Bottom Line: The replacement of cas9 with alleles that lack the PAM recognition motif or recognize an NGGNG PAM eliminated or changed PAM specificity during spacer acquisition, respectively.Cas9 associates with other proteins of the acquisition machinery (Cas1, Cas2 and Csn2), presumably to provide PAM-specificity to this process.These results establish a new function for Cas9 in the genesis of prokaryotic immunological memory.

View Article: PubMed Central - PubMed

Affiliation: Laboratory of Bacteriology, The Rockefeller University, 1230 York Avenue, New York, New York 10065, USA.

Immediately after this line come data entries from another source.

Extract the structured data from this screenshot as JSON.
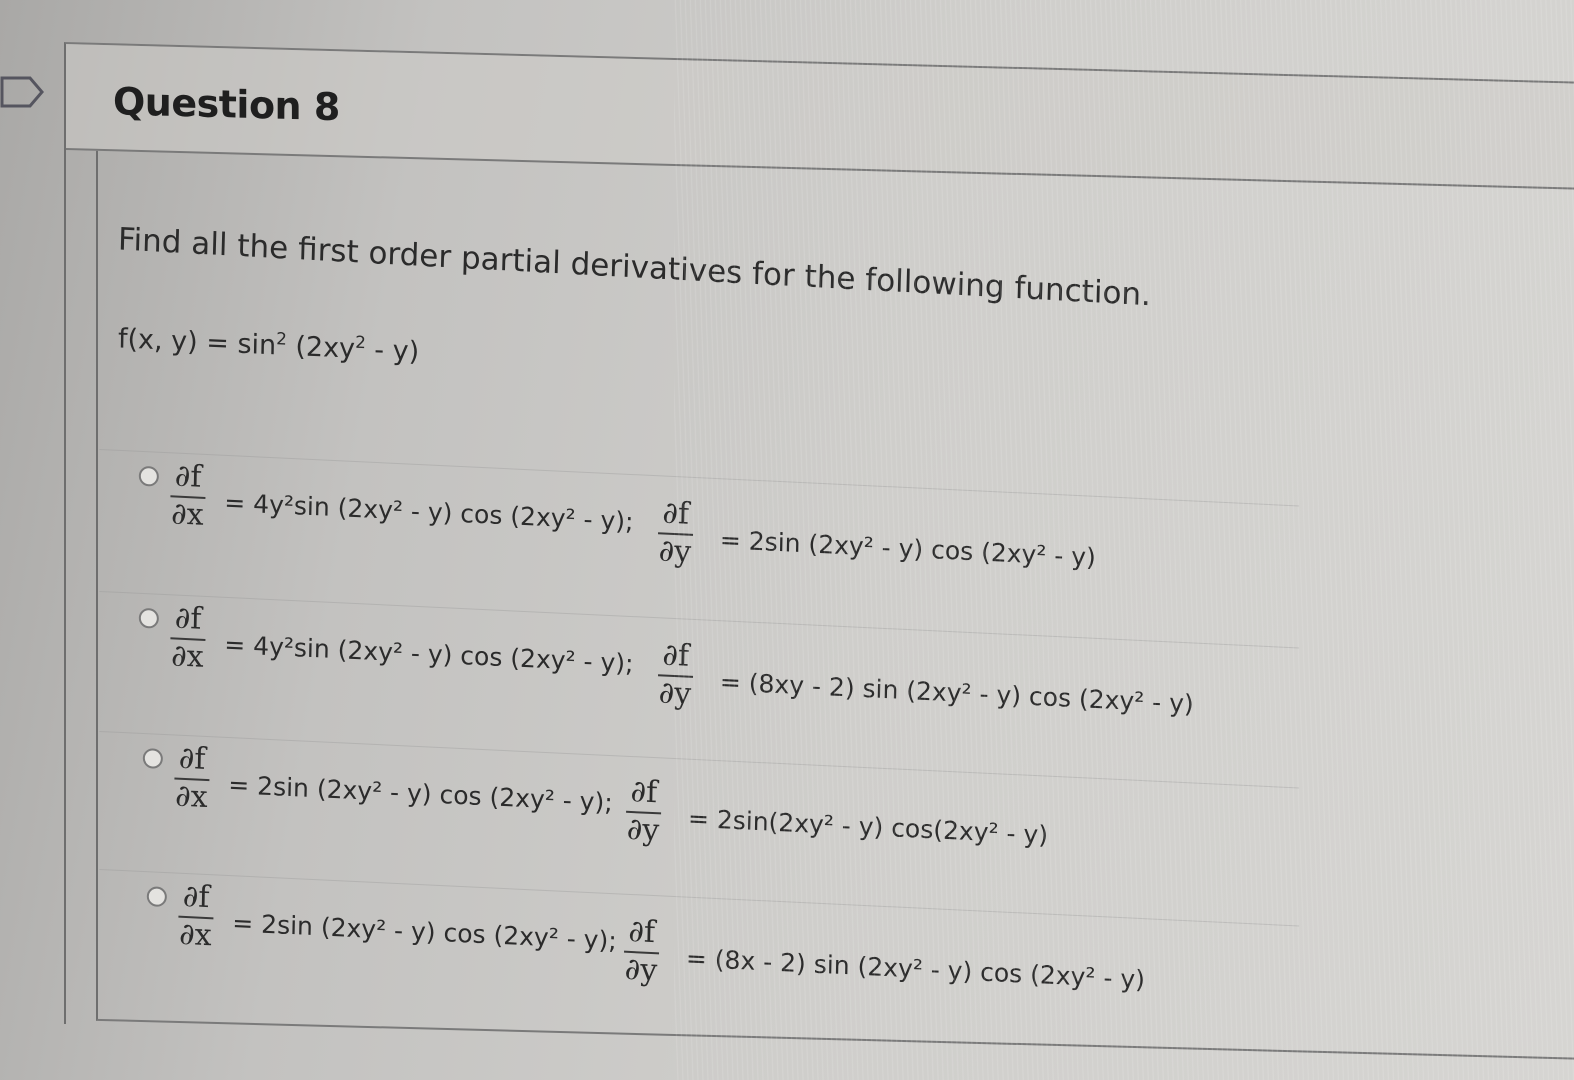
{
  "question": {
    "title": "Question 8",
    "prompt": "Find all the first order partial derivatives for the following function.",
    "function": {
      "lhs": "f(x, y) = sin",
      "power": "2",
      "arg_open": " (2xy",
      "arg_power": "2",
      "arg_close": " - y)"
    }
  },
  "symbols": {
    "df": "∂f",
    "dx": "∂x",
    "dy": "∂y"
  },
  "options": [
    {
      "selected": false,
      "dfdx": "= 4y²sin (2xy² - y) cos (2xy² - y);",
      "dfdy": "= 2sin (2xy² - y) cos (2xy² - y)"
    },
    {
      "selected": false,
      "dfdx": "= 4y²sin (2xy² - y) cos (2xy² - y);",
      "dfdy": "= (8xy - 2) sin (2xy² - y) cos (2xy² - y)"
    },
    {
      "selected": false,
      "dfdx": "= 2sin (2xy² - y) cos (2xy² - y);",
      "dfdy": "= 2sin(2xy² - y) cos(2xy² - y)"
    },
    {
      "selected": false,
      "dfdx": "= 2sin (2xy² - y) cos (2xy² - y);",
      "dfdy": "= (8x - 2) sin (2xy² - y) cos (2xy² - y)"
    }
  ]
}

ABSTRACT
Clustered regularly interspaced short palindromic repeat (CRISPR) loci and their associated (Cas) proteins provide adaptive immunity against viral infection in prokaryotes. Upon infection, short phage sequences known as spacers integrate between CRISPR repeats and are transcribed into small RNA molecules that guide the Cas9 nuclease to the viral targets (protospacers). Streptococcus pyogenes Cas9 cleavage of the viral genome requires the presence of a 5'-NGG-3' protospacer adjacent motif (PAM) sequence immediately downstream of the viral target. It is not known whether and how viral sequences flanked by the correct PAM are chosen as new spacers. Here we show that Cas9 selects functional spacers by recognizing their PAM during spacer acquisition. The replacement of cas9 with alleles that lack the PAM recognition motif or recognize an NGGNG PAM eliminated or changed PAM specificity during spacer acquisition, respectively. Cas9 associates with other proteins of the acquisition machinery (Cas1, Cas2 and Csn2), presumably to provide PAM-specificity to this process. These results establish a new function for Cas9 in the genesis of prokaryotic immunological memory.

Show MeSH
Related in: MedlinePlus